It seems Democrats are using this one Republican’s outburst to rally their troops around the President.  Fascinating how they get their panties all in a bundle over a single disgruntled Republican who acted boorishly and apologized almost immediately.  The apology notwithanding, expect the left to gin up their attack machine to make as much of this two-second (if that) outburst as they possibly can.

It’s a lot easier to attack a rude Republican than to defend the details a complicated overhaul of our nation’s health care system.

It seems Democrats would rather malign this Congressman than address his (and other Republicans’) objections.  But, then, isn’t that their game plan?  Make an issue of their adversaries’ imperfections, ignore the content of their criticism.

The President, to his credit, accepted Wilson’s apology and encouraged the media to focus on the issues:
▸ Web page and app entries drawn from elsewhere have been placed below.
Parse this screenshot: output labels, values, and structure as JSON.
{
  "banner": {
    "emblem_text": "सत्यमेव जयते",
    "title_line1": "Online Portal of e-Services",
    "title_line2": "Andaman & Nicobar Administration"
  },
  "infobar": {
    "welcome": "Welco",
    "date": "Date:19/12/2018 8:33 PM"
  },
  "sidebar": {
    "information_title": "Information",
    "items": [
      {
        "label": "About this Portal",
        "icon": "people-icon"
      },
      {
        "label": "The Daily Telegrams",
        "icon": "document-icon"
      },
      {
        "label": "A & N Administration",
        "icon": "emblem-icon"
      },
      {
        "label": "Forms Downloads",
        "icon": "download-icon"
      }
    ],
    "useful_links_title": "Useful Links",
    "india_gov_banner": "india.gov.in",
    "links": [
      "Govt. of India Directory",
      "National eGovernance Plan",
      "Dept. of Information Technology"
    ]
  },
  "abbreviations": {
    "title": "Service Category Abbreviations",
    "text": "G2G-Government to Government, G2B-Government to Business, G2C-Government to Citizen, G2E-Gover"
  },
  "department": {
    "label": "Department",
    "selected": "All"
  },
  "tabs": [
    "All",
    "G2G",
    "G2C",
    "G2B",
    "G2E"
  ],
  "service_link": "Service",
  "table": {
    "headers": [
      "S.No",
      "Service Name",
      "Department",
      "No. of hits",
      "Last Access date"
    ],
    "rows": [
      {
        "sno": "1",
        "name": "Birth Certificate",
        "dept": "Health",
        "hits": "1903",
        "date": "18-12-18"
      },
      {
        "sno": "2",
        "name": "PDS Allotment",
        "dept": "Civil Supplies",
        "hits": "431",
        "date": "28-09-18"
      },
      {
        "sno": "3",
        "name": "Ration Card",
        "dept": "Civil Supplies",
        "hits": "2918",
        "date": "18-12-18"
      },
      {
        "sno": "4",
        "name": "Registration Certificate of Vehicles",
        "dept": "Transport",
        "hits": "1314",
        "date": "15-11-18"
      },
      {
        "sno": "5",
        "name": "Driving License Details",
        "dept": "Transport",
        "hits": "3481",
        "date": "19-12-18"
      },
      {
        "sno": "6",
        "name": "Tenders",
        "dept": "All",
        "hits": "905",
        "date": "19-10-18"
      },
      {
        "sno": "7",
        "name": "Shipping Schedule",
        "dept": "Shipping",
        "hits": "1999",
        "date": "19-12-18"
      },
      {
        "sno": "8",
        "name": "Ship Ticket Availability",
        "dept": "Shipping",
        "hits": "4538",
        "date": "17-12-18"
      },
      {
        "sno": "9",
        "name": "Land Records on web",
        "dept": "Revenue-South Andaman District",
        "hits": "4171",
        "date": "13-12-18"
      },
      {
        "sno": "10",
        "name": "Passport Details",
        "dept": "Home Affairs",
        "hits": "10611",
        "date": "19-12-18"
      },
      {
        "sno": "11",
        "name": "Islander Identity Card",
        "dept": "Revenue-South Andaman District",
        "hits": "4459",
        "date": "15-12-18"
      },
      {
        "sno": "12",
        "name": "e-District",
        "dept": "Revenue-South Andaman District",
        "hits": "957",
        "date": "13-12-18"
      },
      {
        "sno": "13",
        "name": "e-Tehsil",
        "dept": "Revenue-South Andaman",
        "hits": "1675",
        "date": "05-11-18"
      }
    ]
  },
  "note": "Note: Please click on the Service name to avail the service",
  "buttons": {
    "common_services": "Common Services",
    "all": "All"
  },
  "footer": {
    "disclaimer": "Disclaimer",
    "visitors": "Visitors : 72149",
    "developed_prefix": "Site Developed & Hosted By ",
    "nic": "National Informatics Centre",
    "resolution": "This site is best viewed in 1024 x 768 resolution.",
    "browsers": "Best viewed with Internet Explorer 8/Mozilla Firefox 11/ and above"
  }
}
I’m a big believer that we all make mistakes. He apologized quickly and without equivocation, and I’m appreciative of that. . . . The media can always be helpful by not giving all the attention to the loudest or shrillest voices, and try to stay a little bit more focused on the issues at hand.

Let’s hope they — and the President’s fellow partisans — take heed to this sound advice.

Paglia Echoes Conservative Bloggers on Obama School Speech

Posted by B. Daniel Blatt at 1:42 am - September 11, 2009.
Filed under: Divas

On Tuesday, Ed Morrissey offered a synopsis of conservative criticism of the President’s back-to-school speech:

First, there’s a question of incompetence in this study guide.  Who produces a study guide for a document or lesson that has yet to be created? Had the White House included the speech with the study guide, a lot of the criticism could have been avoided right from the beginning.  It took six days for the White House to produce the speech after releasing the study guide and creating the firestorm of criticism.  Help the President do what, exactly?  Without the speech, who knew?

In her health care post (which I cited yesterday) Obama supporter Camille Paglia also addressed the school speech, faulting the Administration officials along similar lines:

An example of the provincial amateurism of current White House operations was the way the president’s innocuous back-to-school pep talk got sandbagged by imbecilic support materials soliciting students to write fantasy letters to “help” the president (a coercive directive quickly withdrawn under pressure). Even worse, the entire project was stupidly scheduled to conflict with the busy opening days of class this week, when harried teachers already have their hands full. Comically, some major school districts, including New York City, were not even open yet. And this is the gang who wants to revamp national healthcare?